In most jurisdictions, breach of contract, even where it is almost certainly deliberate, is a civil matter. Proving it might involve a great deal of litigation. By the time it is established, the wronged party’s chances of obtaining full compensation are fairly remote. Con men know how to keep moving.
The involvement of the police at an early stage would therefore be very helpful in many cases. This does not mean carting people off to jail as soon as a complaint is made. The police should be very cautious – perhaps more cautious than they are at present – when it comes to slapping on the handcuffs.
All that is suggested here is that the police should be asking questions more often. The fact that they may have to justify their business practices to the police might keep some people honest. Also, having police statements as evidence would help civil court judges sort genuine victims from the merely litigious. A pattern of complaints would enable the police to identify those who require more detailed investigation.

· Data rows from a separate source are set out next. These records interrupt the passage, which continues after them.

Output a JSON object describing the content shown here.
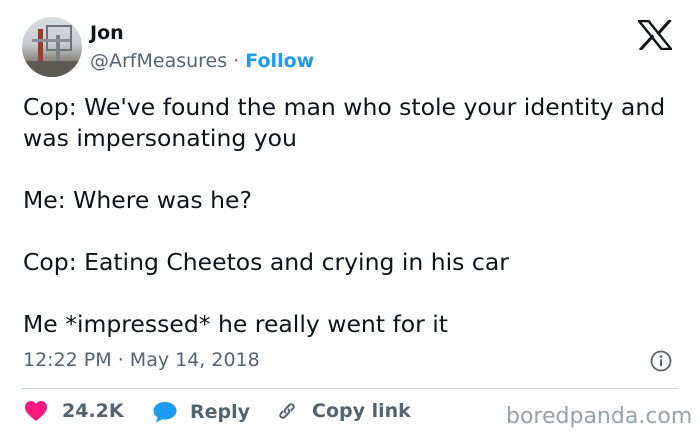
{
  "author": {
    "display_name": "Jon",
    "handle": "@ArfMeasures",
    "separator": "·",
    "follow_label": "Follow"
  },
  "tweet": {
    "paragraphs": [
      "Cop: We've found the man who stole your identity and was impersonating you",
      "Me: Where was he?",
      "Cop: Eating Cheetos and crying in his car",
      "Me *impressed* he really went for it"
    ]
  },
  "meta": {
    "time": "12:22 PM",
    "separator": "·",
    "date": "May 14, 2018"
  },
  "actions": {
    "like_count": "24.2K",
    "reply_label": "Reply",
    "copy_link_label": "Copy link"
  },
  "watermark": "boredpanda.com",
  "icons": {
    "platform": "x-logo-icon",
    "info": "info-icon",
    "like": "heart-icon",
    "reply": "speech-bubble-icon",
    "copy": "link-icon"
  },
  "colors": {
    "accent": "#1d9bf0",
    "like": "#f91880",
    "secondary_text": "#536471",
    "divider": "#cfd9de"
  }
}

Some businesses might object to the prospect of greater contact with the police. In police states or where the police are corrupt – often the same thing – more police intrusion is the last thing business wants! Yet, contrary to media stereotype, most businessmen are instinctively law-abiding, and businesses are more likely to be victims of crime than perpetrators. Despite that, and despite the taxes we pay, we usually get a poor service from law enforcement. Shoplifting, vandalism, and criminal trespass are rarely taken seriously by the authorities. In most places, we have a right to demand better value for money from our investment in public protection.